At this point in time Sugita was a well respected fighter in Japan, boasting a 25-1-2 (21) record and was seen as a live challenger, with a solid bang and a good chin. In the end however he was stopped in 7 rounds as Yodsanan’s power got too much for him. Despite a gutsy effort the referee was forced to step in and save Sugita, who was out on his feet.
Although Sugita isn’t a big name internationally, this was still an impressive international debut, and proof, after 3 easy wins, that Yodsanan was still world class as he retained his title.
4-Steve Forbes (August 7th 2004)
Thankfully for Yodsanan there wasn’t a lengthy gap between his second and third defense, in fact it was just 6 months until he returned to the ring again. This time he was not only defending his title, for the third time, but also making his US debut as he travelled to Mashantucket, Connecticut, and took on Steve Forbes. This was his Yodsanan’s 47th bout and his big chance to make a statement to an international audience, who were tuning in on Showtime to see Deigo Corrales clash with Acelino Freitas.
The bout was somewhat dramaless with Yodsanan taking a clear decision win over Forbes in a bout that saw all 3 judges score the contest 117-111. As boxrec puts it “No knockdowns, No Cuts, Nobody hurt”. Despite the lack of drama, a rarity for a Yodsanan fight, the Thai still took home a win in the US and would later return Stateside for his more well remembered title loss, against Vicente Mosquera in 2005, in what was a much more dramatic bout.

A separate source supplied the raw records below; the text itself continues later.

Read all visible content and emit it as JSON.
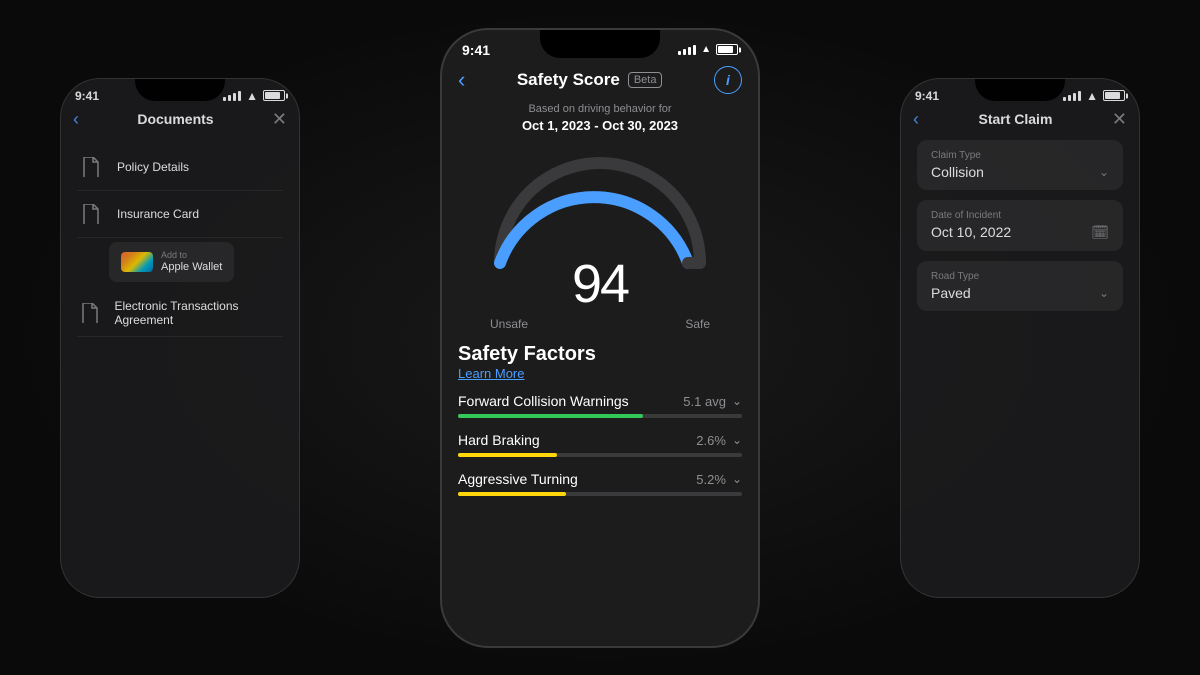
{
  "background": "#0a0a0a",
  "phones": {
    "left": {
      "time": "9:41",
      "title": "Documents",
      "documents": [
        {
          "name": "Policy Details",
          "icon": "📄"
        },
        {
          "name": "Insurance Card",
          "icon": "📄"
        },
        {
          "name": "Electronic Transactions Agreement",
          "icon": "📄"
        }
      ],
      "wallet": {
        "line1": "Add to",
        "line2": "Apple Wallet"
      }
    },
    "center": {
      "time": "9:41",
      "title": "Safety Score",
      "beta": "Beta",
      "date_subtitle": "Based on driving behavior for",
      "date_range": "Oct 1, 2023 - Oct 30, 2023",
      "score": "94",
      "gauge_unsafe": "Unsafe",
      "gauge_safe": "Safe",
      "factors_title": "Safety Factors",
      "learn_more": "Learn More",
      "factors": [
        {
          "name": "Forward Collision Warnings",
          "value": "5.1 avg",
          "color": "green",
          "fill_pct": 65
        },
        {
          "name": "Hard Braking",
          "value": "2.6%",
          "color": "yellow",
          "fill_pct": 35
        },
        {
          "name": "Aggressive Turning",
          "value": "5.2%",
          "color": "yellow",
          "fill_pct": 38
        }
      ]
    },
    "right": {
      "time": "9:41",
      "title": "Start Claim",
      "fields": [
        {
          "label": "Claim Type",
          "value": "Collision",
          "type": "dropdown"
        },
        {
          "label": "Date of Incident",
          "value": "Oct 10, 2022",
          "type": "calendar"
        },
        {
          "label": "Road Type",
          "value": "Paved",
          "type": "dropdown"
        }
      ]
    }
  }
}
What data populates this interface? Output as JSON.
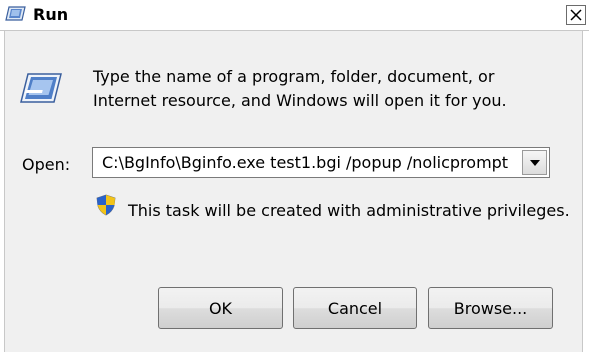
{
  "window": {
    "title": "Run",
    "close_icon": "close-icon"
  },
  "description": {
    "line1": "Type the name of a program, folder, document, or",
    "line2": "Internet resource, and Windows will open it for you."
  },
  "open": {
    "label": "Open:",
    "value": "C:\\BgInfo\\Bginfo.exe test1.bgi /popup /nolicprompt"
  },
  "admin_notice": {
    "text": "This task will be created with administrative privileges.",
    "icon": "uac-shield-icon"
  },
  "buttons": {
    "ok": "OK",
    "cancel": "Cancel",
    "browse": "Browse..."
  },
  "colors": {
    "face": "#f0f0f0",
    "border": "#707070",
    "shield_blue": "#2a62c9",
    "shield_yellow": "#f2c318"
  }
}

Whilst the main event of the show may be more fondly remembered, with Freitas’ “no mas” in round 10, it was still a massive and significant milestone for Yodsanan who did something very, very few Thai’s have done. Defended a world title in the US.
5-Jimrex Jaca (June 27th 2008)
Sadly for Yodsanan the win over Forbes would be his last victory at world level and as mentioned he would lose the title to Vicente Mosquera in 2005, in what was a thrilling bout. Given the risk-reward for fighting him, Yodsanan never got another big fight and instead his career slowly wound down over the years that followed. It’s hard to spot many names of note. There was however one exception and that came in 2008 when he faced the then 28-4-3 (13) Jiimrex Jaca.
Jaca, a Filipino, was never an amazing fighter but was someone with some international recognition following a 2006 bout with Juan Manuel Marquez. Jaca had been stopped in 9 rounds by Marquez, in a WBO ”interim” Featherweight title bout and had struggled to get any momentum into his career following that loss. His downfall continued in 2008 when he was stopped by Yodsanan in 6 rounds, becoming the last noteworthy name on Yodsanan’s record.
This is just an opinion, maaaan! It's easy to share our opinions, and that's what you'll find here, some random opinion pieces